Books | Fiction / Coming of Age
An otherworldly coming-of-age tale of a woman who believes she is an alien, from the author of the international sensation Convenience Store Woman. Sayaka Murata’s Convenience Store Woman was one of the most unusual and refreshing bestsellers of recent years, depicting the life of a thirty-six-year-old clerk in a Tokyo convenience store. Now, in Earthlings, Sayaka Murata pushes at the boundaries of our ideas of social conformity in this brilliantly imaginative, intense, and absolutely unforgettable novel. As a child, Natsuki doesn’t fit in with her family. Her parents favor her sister, and her best friend is a plush toy hedgehog named Piyyut, who talks to her. He tells her that he has come from the planet Popinpobopia on a special quest to help her save the Earth. One summer, on vacation with her family and her cousin Yuu in her grandparents’ ramshackle wooden house in the mountains of Nagano, Natsuki decides that she must be an alien, which would explain why she can’t seem to fit in like everyone else. Later, as a grown woman, living a quiet life with her asexual husband, Natsuki is still pursued by dark shadows from her childhood, and decides to flee the “baby factory” of society for good, searching for answers about the vast and frightening mysteries of the universe—answers only Natsuki has the power to uncover. Dreamlike, sometimes shocking, and always strange and wonderful, Earthlings asks what it means to be happy in a stifling world, and cements Sayaka Murata’s status as a master chronicler of the outsider experience and our own uncanny universe.Praise for Earthlings A New York Times Book Review Editors’ Choice Named a Best Book of the Year by the New York Times, TIME and Literary Hub Named a Most Anticipated Book by the New York Times, TIME, USA Today, Entertainment Weekly, the Guardian, Vulture, Wired, Literary Hub, Bustle, PopSugar, and Refinery29 “Intimate, deadpan, and unflinchingly unhinged. . . . Exceptionally fun. . . . Amid all the hedgehog and alien talk is a novel that asks how happiness and freedom can be possible inside a stiflingly anxious world, and its answers, while grotesque, are worth reading.” —Wired “If you’re in the mood for weird, Sayaka Murata is always a reliable place to turn. . . . [Earthlings] centers on Natsuki, a character whose story begins in childhood with her cousin in the mountains and spirals ever more darkly (and bizarrely) into adulthood and its many strange reckonings.

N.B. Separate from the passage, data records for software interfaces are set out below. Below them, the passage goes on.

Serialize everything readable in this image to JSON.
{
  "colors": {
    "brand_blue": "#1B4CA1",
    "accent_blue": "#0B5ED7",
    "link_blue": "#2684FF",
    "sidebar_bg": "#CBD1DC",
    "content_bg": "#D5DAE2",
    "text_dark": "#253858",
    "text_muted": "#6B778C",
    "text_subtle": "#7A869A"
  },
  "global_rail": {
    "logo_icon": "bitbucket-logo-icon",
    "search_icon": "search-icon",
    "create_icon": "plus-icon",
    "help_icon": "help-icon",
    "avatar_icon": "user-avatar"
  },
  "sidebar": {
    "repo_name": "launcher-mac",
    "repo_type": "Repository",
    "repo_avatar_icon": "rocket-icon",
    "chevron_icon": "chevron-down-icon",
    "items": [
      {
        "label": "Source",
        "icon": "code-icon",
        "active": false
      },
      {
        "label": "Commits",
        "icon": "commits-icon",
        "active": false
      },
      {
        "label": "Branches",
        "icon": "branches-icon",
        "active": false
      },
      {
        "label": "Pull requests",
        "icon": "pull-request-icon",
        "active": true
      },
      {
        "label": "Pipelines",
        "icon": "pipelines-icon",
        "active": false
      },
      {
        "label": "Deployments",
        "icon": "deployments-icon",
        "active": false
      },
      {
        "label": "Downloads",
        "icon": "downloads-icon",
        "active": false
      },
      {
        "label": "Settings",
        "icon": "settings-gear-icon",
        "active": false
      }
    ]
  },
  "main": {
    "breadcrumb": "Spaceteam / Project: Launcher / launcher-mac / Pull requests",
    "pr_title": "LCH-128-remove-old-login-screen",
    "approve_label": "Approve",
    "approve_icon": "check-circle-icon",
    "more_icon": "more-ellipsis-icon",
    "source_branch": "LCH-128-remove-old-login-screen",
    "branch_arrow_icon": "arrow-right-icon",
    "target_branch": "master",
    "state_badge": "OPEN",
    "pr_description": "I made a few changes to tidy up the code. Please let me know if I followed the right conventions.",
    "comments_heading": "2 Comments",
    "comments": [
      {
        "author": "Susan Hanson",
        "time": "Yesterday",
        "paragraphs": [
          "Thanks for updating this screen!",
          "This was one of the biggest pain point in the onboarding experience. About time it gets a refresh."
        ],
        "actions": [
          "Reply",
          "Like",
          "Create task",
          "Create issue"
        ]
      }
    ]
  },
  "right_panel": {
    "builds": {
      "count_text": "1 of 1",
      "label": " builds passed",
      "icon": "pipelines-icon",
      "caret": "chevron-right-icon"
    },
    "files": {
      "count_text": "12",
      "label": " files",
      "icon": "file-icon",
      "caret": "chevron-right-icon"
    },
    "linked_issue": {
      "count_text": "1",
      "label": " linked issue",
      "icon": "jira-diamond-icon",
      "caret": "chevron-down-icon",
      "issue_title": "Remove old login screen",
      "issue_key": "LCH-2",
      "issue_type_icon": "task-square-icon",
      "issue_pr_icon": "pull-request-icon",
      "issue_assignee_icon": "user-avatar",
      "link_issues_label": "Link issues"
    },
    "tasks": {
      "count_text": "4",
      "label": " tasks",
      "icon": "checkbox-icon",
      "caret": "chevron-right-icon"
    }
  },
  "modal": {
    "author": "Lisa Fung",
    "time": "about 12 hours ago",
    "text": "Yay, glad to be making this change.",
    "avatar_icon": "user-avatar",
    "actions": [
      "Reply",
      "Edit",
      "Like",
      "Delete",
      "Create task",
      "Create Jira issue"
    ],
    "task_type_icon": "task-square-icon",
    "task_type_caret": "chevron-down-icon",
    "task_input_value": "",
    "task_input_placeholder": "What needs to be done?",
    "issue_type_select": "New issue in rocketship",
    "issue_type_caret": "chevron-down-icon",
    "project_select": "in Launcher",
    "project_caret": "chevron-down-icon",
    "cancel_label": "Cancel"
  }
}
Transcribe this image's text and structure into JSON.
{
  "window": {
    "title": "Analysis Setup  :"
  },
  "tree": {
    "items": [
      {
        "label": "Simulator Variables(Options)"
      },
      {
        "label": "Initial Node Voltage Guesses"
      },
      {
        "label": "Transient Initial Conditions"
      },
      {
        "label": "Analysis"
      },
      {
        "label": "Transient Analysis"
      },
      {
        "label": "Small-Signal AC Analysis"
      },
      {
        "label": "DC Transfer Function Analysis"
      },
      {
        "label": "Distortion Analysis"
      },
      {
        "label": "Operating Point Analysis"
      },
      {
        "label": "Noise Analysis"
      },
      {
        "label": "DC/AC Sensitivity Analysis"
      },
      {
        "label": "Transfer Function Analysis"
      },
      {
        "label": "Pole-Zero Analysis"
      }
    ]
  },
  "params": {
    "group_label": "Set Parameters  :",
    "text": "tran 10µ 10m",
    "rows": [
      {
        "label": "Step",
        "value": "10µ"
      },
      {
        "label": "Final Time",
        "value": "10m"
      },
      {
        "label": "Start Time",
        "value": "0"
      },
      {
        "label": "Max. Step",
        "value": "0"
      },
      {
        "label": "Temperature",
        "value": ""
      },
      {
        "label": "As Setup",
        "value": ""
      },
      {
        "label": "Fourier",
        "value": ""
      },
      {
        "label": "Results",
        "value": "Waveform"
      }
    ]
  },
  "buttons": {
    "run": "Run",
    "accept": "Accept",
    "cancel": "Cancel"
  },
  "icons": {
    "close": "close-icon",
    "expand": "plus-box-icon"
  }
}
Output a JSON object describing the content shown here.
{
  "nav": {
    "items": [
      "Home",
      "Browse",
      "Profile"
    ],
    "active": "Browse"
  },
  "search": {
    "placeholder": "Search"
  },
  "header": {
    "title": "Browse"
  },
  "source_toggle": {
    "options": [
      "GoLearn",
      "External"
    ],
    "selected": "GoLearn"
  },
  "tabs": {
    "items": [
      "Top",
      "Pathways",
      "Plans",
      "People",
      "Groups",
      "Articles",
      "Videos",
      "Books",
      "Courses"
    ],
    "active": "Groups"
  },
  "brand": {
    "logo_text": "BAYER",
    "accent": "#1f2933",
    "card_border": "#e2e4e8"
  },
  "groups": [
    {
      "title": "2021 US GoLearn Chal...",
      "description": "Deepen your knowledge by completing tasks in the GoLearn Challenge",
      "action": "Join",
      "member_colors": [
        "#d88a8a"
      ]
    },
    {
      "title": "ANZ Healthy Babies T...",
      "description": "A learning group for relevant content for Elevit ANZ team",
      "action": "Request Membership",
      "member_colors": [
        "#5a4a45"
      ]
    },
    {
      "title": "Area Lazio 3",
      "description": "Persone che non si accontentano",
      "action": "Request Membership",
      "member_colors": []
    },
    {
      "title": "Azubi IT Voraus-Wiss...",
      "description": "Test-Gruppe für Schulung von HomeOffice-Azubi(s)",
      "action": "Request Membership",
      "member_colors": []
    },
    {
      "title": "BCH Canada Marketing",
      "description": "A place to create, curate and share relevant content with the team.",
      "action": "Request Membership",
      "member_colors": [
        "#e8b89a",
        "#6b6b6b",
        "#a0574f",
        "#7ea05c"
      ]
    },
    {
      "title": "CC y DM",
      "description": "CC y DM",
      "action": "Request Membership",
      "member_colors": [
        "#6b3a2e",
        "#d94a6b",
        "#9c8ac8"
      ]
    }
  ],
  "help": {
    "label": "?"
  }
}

This is a story that’s best not to spoil, but it will get into your head.” —Seattle Times “It’s the book’s visceral, grim savagery, and those final shocking pages, that makes this such a vital, powerful novel. . . . Earthlings is the sort of challenging, confronting fiction that wakes you up with a jolt and leaves a lasting impression.” —Locus
Community ReviewsSee all
"I am deeply traumatized from this book. It’s honestly more scary how the author believes these things might happen (as for the ending) but it does carry some really important messages about trauma and victims."
"Weird and interesting. Made me think"
"A page turner. A lot of moments that make you say “WTF?” The ending (as in the last 1-2 pages) were a little disappointing as I feel the author went in the direction of complete silliness, when there’s so many other ways she could have finished the book. But maybe it has some symbolism I don’t understand? I’ll definitely do some more research. "
"Check trigger warnings or go in blind you’ll be traumatized either way "
"This book is very polarizing for me. Many many content warnings attached to this. But ultimately I think I like this book. I find the main character to be pretty relatable sometimes in her attitude towards life. I think ultimately I enjoyed this book because of how it challenged me and made me think about my own life and views on things. This book is weird and hard to read at some points but for anyone who thinks they could handle it I would give it a cautious recommendation. 6/10"
"made me nauseous in an interesting way"